## What is expected
Where a picture occurs in the data, omit it, and copy all remaining data exactly.

Records supplied Start Marker

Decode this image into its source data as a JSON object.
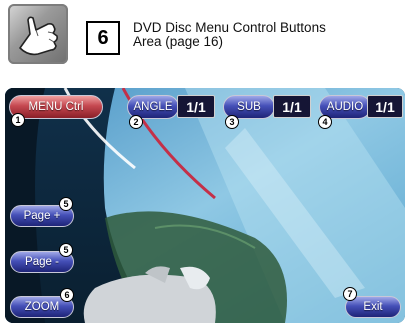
{
  "header": {
    "hand_icon": "hand-pointing-icon",
    "step_number": "6",
    "description_line1": "DVD Disc Menu Control Buttons",
    "description_line2": "Area (page 16)"
  },
  "buttons": {
    "menu_ctrl": "MENU Ctrl",
    "angle": "ANGLE",
    "angle_value": "1/1",
    "sub": "SUB",
    "sub_value": "1/1",
    "audio": "AUDIO",
    "audio_value": "1/1",
    "page_plus": "Page +",
    "page_minus": "Page -",
    "zoom": "ZOOM",
    "exit": "Exit"
  },
  "callouts": {
    "c1": "1",
    "c2": "2",
    "c3": "3",
    "c4": "4",
    "c5a": "5",
    "c5b": "5",
    "c6": "6",
    "c7": "7"
  },
  "colors": {
    "red_button": "#c54850",
    "blue_button": "#4550b8",
    "screen_background": "#1a3d5a"
  }
}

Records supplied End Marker

## Response to this task
Decode this image into its source data as a JSON object.
{
  "header": {
    "hand_icon": "hand-pointing-icon",
    "step_number": "6",
    "description_line1": "DVD Disc Menu Control Buttons",
    "description_line2": "Area (page 16)"
  },
  "buttons": {
    "menu_ctrl": "MENU Ctrl",
    "angle": "ANGLE",
    "angle_value": "1/1",
    "sub": "SUB",
    "sub_value": "1/1",
    "audio": "AUDIO",
    "audio_value": "1/1",
    "page_plus": "Page +",
    "page_minus": "Page -",
    "zoom": "ZOOM",
    "exit": "Exit"
  },
  "callouts": {
    "c1": "1",
    "c2": "2",
    "c3": "3",
    "c4": "4",
    "c5a": "5",
    "c5b": "5",
    "c6": "6",
    "c7": "7"
  },
  "colors": {
    "red_button": "#c54850",
    "blue_button": "#4550b8",
    "screen_background": "#1a3d5a"
  }
}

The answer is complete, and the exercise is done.